The L Word

Every once in a while — or maybe often — it’s worth a reality check to see if theory matches up to practice. Of course those of us inclined to note that being precedes consciousness (or practice precedes reason) are inclined to pay attention to what’s going on in the real . . . . Continue Reading »

In Re: Fresh Ideas

A possibility Helen doesn’t explore explicitly is that Obama’s broad but thin and vague popularity is in some significant measure the consequence of stale ideas on the right — or at least of the inability of the right to translate their ideas into practice. We should wonder more . . . . Continue Reading »

PowerPoint and Philosophy

I make the argument here that an increasing reliance upon Powerpoint among college professors in the humanities reveals much about the state of liberal education and the condition of professional philosophy today. A snippet: The hidden premise beneath the proliferation of PowerPoint in university . . . . Continue Reading »

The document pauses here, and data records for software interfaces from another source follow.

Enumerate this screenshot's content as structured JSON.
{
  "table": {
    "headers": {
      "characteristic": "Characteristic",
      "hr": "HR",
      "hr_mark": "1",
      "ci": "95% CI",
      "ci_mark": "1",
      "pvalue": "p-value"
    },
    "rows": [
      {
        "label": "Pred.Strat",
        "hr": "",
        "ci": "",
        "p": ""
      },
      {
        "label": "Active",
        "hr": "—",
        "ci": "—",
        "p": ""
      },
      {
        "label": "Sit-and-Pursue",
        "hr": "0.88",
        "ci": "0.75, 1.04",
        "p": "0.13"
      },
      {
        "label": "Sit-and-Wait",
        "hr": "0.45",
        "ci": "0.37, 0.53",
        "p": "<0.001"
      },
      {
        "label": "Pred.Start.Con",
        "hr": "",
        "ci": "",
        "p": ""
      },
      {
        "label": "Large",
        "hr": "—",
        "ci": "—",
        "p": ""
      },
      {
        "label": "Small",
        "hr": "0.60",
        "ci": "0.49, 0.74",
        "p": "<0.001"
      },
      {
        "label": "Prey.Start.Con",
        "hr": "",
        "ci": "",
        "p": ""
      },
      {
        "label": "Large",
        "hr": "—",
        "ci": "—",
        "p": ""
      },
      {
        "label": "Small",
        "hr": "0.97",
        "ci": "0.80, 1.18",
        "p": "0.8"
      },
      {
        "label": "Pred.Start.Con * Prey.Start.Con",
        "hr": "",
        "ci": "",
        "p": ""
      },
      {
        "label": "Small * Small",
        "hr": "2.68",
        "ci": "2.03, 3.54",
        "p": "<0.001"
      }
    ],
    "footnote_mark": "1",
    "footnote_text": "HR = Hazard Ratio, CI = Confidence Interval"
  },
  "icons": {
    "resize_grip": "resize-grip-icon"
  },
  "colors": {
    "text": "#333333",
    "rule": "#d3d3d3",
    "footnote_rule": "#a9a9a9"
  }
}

Socrates Belongs to the Red States (II)

Here’s Daniel Larison (more specifically, one of many good points Daniel Larison makes in response to this post ): If it was absurd to say that an unexamined life was worth living, as the “red state” correspondent claimed, it is perhaps even more absurd to say that a complicated . . . . Continue Reading »

Socrates Belongs to the Red States

The recent C11 piece about a Red State’s-eye-view of life was, among other things, a juicy piece of blog bait. I’ll bite: Traditional peoples have met opposition from the beginning of history. Our way of life drives some people nuts. We do not subject our values to critical thinking and . . . . Continue Reading »

Brooks: Trouble in the Sense Field

The uncanny and unsettling distance between what seems and what is pops up again in David Brooks’s latest column . These are my bolds below: If you wanted to pick words to capture Patio Man’s political ideals, they would be responsibility, respectability and order. Patio Man moved to . . . . Continue Reading »